England will bid to get swiftly back to winning ways against Bangladesh today and whether they make any changes to their team will depend very much on the pitch they will play on.

In the past, Cardiff has generally been a wicket that would more naturally favour Bangladesh than England.

It tends to be a bit slower and turns a bit more.

I’m sure, with this in mind, that England will have done their best to prioritise getting the best, hardest pitch they can. They will have been on the groundsman’s case to produce something of that nature – a batting-friendly pitch, that has some bounce.

The last thing they will want is something without pace, where the ball grips, where it’s hard to score straight down the ground, where it’s more of a square-scoring pitch.

England are of course a versatile team who can still be effective in those conditions. But a slower surface might temper their very best qualities and bring Bangladesh more into the game.

The hosts will be favourites to pick up their second victory of the World Cup today but let us be clear about one thing: today’s opposition are nobody’s fools.

Bangladesh are not the pushovers of years ago. They are very shrewd customers.

This was demonstrated clearly in their excellent victory against South Africa, while they gave a fancied New Zealand side a real test on Wednesday.

Their senior players, especially Shakib Al Hasan, have played around the world for many years. He is a class act, while their line-up is full of wily characters.

Bangladesh have come a long way since their early days trying to mix it with the world’s best. The way they have fought their way forward makes them a side to be respected.

They have had to prevail over some facilities that have not been the best standard, until they invested more and more to improve things. Their cricketing nature is one that scraps and fights for everything.

After receiving so many hammerings over many years, they have learned the hard way – and learned how to win. They know their strengths.

Their head coach, Steve Rhodes, of course knows England and English conditions extremely well, too. He is a good man and a good leader.

In the likes of Tamim Iqbal, they have some devastating players. There is a bit of pace in their attack these days, too.

They have been around the block individually and as a team. They have played in IPLs. So World Cups don’t scare these guys.

If we produce an English pitch, as I say, we should have just too much firepower for them. Here’s hoping that proves the case.

It is still early days as regards the tournament in general, but there are certain signs to look out for when considering how it is going to go.

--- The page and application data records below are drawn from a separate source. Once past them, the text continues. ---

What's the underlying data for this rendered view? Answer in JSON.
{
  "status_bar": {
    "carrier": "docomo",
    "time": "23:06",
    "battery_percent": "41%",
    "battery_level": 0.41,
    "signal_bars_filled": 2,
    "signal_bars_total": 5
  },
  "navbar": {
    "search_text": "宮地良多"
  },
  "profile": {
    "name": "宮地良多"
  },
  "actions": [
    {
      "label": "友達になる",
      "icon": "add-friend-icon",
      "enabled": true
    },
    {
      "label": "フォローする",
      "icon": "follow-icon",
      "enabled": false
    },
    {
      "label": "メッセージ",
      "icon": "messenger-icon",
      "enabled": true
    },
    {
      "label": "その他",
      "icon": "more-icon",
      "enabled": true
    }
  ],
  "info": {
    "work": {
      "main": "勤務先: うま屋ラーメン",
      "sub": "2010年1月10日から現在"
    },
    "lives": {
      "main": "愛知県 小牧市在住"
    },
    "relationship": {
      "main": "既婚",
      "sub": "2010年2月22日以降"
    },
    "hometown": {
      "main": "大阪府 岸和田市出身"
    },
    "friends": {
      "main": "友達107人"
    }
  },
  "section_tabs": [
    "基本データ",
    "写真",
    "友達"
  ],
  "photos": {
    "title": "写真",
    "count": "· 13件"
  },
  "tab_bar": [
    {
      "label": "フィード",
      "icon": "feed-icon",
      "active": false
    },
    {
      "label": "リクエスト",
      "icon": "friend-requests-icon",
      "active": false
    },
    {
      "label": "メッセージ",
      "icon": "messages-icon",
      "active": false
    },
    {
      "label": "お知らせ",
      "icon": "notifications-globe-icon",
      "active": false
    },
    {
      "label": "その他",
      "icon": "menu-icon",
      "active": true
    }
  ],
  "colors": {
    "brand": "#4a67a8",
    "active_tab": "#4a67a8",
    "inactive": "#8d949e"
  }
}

At first glance the Australian seam attack looked good. If they can restrict people with their height, bounce and pace, that can take a little bit of a pressure off their batters.

I don’t see many teams getting 340-350 against them over the tournament. That makes them an obvious contender and an obvious threat.

We have only had the one glimpse of India so far – they face the Aussies tomorrow after beating South Africa on Wednesday – and they will be an obvious danger. They won’t be fazed by their own, regularly big sense of expectation.

Then there is New Zealand – always dark horses, always there or thereabouts.

I actually think the Kiwis’ batting is in a better place than it has been for quite a long time. They have played in so many big tournaments around the world and gathered some invaluable experience, too.

They also have some devastating hitters, like England, and a wily spinner.

Their seam attack can take wickets up front. Matt Henry can do damage left, right and centre, and has crucial English experience from his spells in county cricket. He can get good players out.

Trent Boult is also a high-class bowler and as a unit they can take early wickets and hurt people. They are also a good fielding outfit and I would confidently predict they will be right in the mix.

There has been a place for experience in this tournament so far, too, with Pakistan’s Shoaib Malik featuring against England having previously played in the 2007 World Cup.

In the 12 years since he has been playing in tournaments around the world. Certainly, he knows his way around this scene.

That 2007 World Cup in the Caribbean was my own unforgettable experience of this tournament and another crucial factor for all the contenders this year is how they manage themselves over a long period.

It is something the public won’t necessarily see, but with the travelling, and the duties outside the game, such as media work, it can often feel like it is flying by. There is always something going on.

At the same time, players and teams have to remember it is still a long stretch, and making sure your head is in the right place is all-important.

Knowing when to take your head out of the madness and give yourself some space – some down time – is crucial.